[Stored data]
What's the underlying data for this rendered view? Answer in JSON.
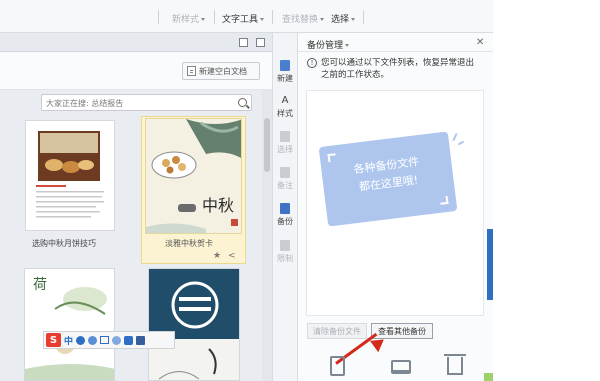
{
  "ribbon": {
    "items": [
      {
        "label": "新样式",
        "active": false
      },
      {
        "label": "文字工具",
        "active": true
      },
      {
        "label": "查找替换",
        "active": false
      },
      {
        "label": "选择",
        "active": true
      }
    ]
  },
  "new_doc": {
    "new_blank_label": "新建空白文档",
    "search_placeholder": "大家正在搜: 总结报告",
    "templates": [
      {
        "label": "选购中秋月饼技巧",
        "selected": false
      },
      {
        "label": "淡雅中秋贺卡",
        "selected": true
      },
      {
        "label": "",
        "selected": false
      },
      {
        "label": "",
        "selected": false
      }
    ],
    "card2_art_text": "中秋"
  },
  "sidebar": {
    "items": [
      {
        "label": "新建",
        "enabled": true
      },
      {
        "label": "样式",
        "enabled": true
      },
      {
        "label": "选择",
        "enabled": false
      },
      {
        "label": "备注",
        "enabled": false
      },
      {
        "label": "备份",
        "enabled": true
      },
      {
        "label": "限制",
        "enabled": false
      }
    ]
  },
  "backup_panel": {
    "title": "备份管理",
    "info_text": "您可以通过以下文件列表，恢复异常退出之前的工作状态。",
    "empty_note_line1": "各种备份文件",
    "empty_note_line2": "都在这里哦!",
    "clear_button": "清除备份文件",
    "view_other_button": "查看其他备份"
  },
  "ime": {
    "logo": "S",
    "mode": "中"
  },
  "colors": {
    "accent_blue": "#2f6fc0",
    "note_blue": "#aec6ee",
    "arrow_red": "#d42a1a",
    "selected_card": "#fbf3d2"
  }
}
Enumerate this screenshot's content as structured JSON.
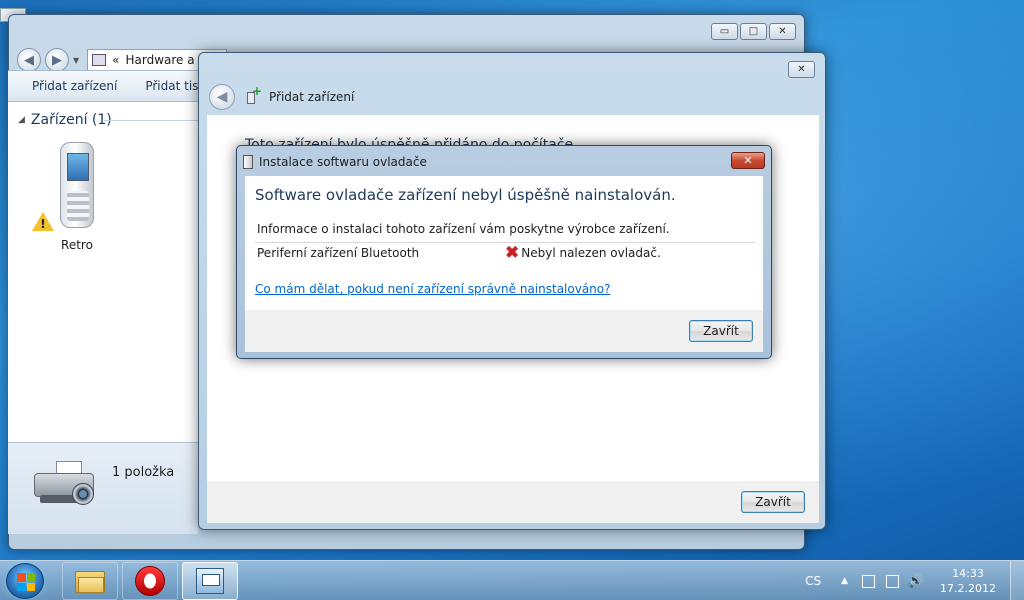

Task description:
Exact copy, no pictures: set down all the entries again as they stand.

Worked solution:
What's the underlying data for this rendered view? Answer in JSON.
{
  "ribbon": {
    "items": [
      {
        "label": "新样式",
        "active": false
      },
      {
        "label": "文字工具",
        "active": true
      },
      {
        "label": "查找替换",
        "active": false
      },
      {
        "label": "选择",
        "active": true
      }
    ]
  },
  "new_doc": {
    "new_blank_label": "新建空白文档",
    "search_placeholder": "大家正在搜: 总结报告",
    "templates": [
      {
        "label": "选购中秋月饼技巧",
        "selected": false
      },
      {
        "label": "淡雅中秋贺卡",
        "selected": true
      },
      {
        "label": "",
        "selected": false
      },
      {
        "label": "",
        "selected": false
      }
    ],
    "card2_art_text": "中秋"
  },
  "sidebar": {
    "items": [
      {
        "label": "新建",
        "enabled": true
      },
      {
        "label": "样式",
        "enabled": true
      },
      {
        "label": "选择",
        "enabled": false
      },
      {
        "label": "备注",
        "enabled": false
      },
      {
        "label": "备份",
        "enabled": true
      },
      {
        "label": "限制",
        "enabled": false
      }
    ]
  },
  "backup_panel": {
    "title": "备份管理",
    "info_text": "您可以通过以下文件列表，恢复异常退出之前的工作状态。",
    "empty_note_line1": "各种备份文件",
    "empty_note_line2": "都在这里哦!",
    "clear_button": "清除备份文件",
    "view_other_button": "查看其他备份"
  },
  "ime": {
    "logo": "S",
    "mode": "中"
  },
  "colors": {
    "accent_blue": "#2f6fc0",
    "note_blue": "#aec6ee",
    "arrow_red": "#d42a1a",
    "selected_card": "#fbf3d2"
  }
}
Enumerate this screenshot's content as structured JSON.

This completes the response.